Data about app and page elements -
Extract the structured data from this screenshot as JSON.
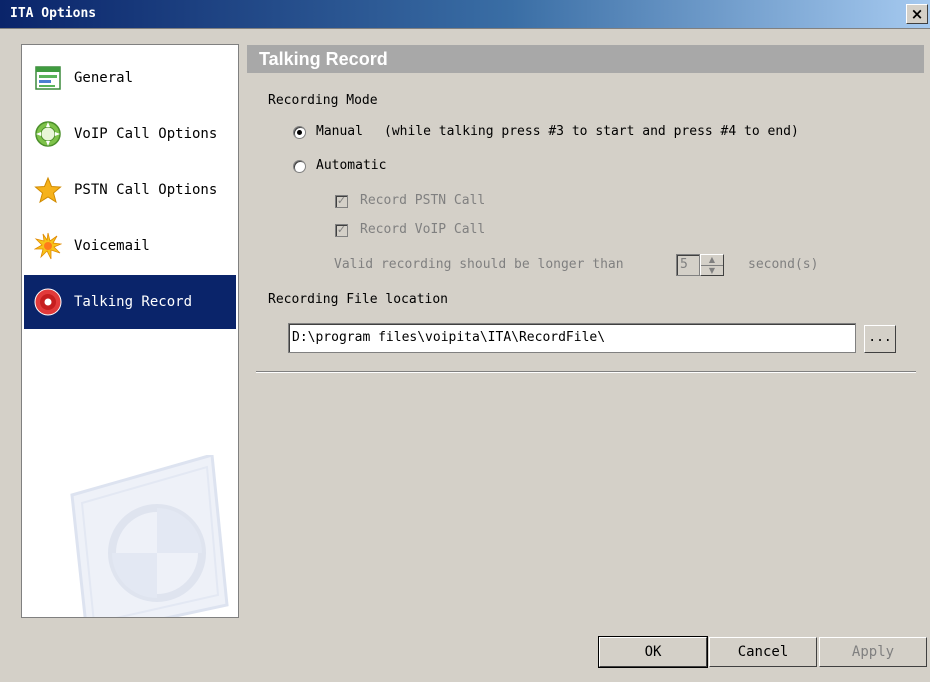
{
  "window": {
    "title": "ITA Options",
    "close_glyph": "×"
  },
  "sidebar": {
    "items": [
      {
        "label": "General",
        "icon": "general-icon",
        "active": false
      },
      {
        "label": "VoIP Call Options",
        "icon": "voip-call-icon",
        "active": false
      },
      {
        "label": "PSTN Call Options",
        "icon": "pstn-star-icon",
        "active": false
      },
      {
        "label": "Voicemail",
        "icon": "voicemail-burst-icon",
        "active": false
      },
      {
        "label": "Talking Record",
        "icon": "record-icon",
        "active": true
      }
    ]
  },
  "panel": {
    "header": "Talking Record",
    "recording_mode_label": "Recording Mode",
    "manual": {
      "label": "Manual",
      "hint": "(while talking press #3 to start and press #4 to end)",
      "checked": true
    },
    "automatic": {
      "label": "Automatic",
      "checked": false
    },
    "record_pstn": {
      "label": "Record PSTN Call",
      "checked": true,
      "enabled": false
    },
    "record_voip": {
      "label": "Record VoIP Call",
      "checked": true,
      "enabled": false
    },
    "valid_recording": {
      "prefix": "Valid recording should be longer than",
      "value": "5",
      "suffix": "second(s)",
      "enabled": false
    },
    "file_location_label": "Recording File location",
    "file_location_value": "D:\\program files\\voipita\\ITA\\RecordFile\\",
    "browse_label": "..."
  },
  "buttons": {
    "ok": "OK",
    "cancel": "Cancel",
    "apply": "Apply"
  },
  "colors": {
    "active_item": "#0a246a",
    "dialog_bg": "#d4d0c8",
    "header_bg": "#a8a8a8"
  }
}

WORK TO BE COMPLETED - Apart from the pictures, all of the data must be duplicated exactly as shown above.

SOLUTION TO THE EXERCISE -
Extract the structured data from this screenshot as JSON.
{
  "window": {
    "title": "ITA Options",
    "close_glyph": "×"
  },
  "sidebar": {
    "items": [
      {
        "label": "General",
        "icon": "general-icon",
        "active": false
      },
      {
        "label": "VoIP Call Options",
        "icon": "voip-call-icon",
        "active": false
      },
      {
        "label": "PSTN Call Options",
        "icon": "pstn-star-icon",
        "active": false
      },
      {
        "label": "Voicemail",
        "icon": "voicemail-burst-icon",
        "active": false
      },
      {
        "label": "Talking Record",
        "icon": "record-icon",
        "active": true
      }
    ]
  },
  "panel": {
    "header": "Talking Record",
    "recording_mode_label": "Recording Mode",
    "manual": {
      "label": "Manual",
      "hint": "(while talking press #3 to start and press #4 to end)",
      "checked": true
    },
    "automatic": {
      "label": "Automatic",
      "checked": false
    },
    "record_pstn": {
      "label": "Record PSTN Call",
      "checked": true,
      "enabled": false
    },
    "record_voip": {
      "label": "Record VoIP Call",
      "checked": true,
      "enabled": false
    },
    "valid_recording": {
      "prefix": "Valid recording should be longer than",
      "value": "5",
      "suffix": "second(s)",
      "enabled": false
    },
    "file_location_label": "Recording File location",
    "file_location_value": "D:\\program files\\voipita\\ITA\\RecordFile\\",
    "browse_label": "..."
  },
  "buttons": {
    "ok": "OK",
    "cancel": "Cancel",
    "apply": "Apply"
  },
  "colors": {
    "active_item": "#0a246a",
    "dialog_bg": "#d4d0c8",
    "header_bg": "#a8a8a8"
  }
}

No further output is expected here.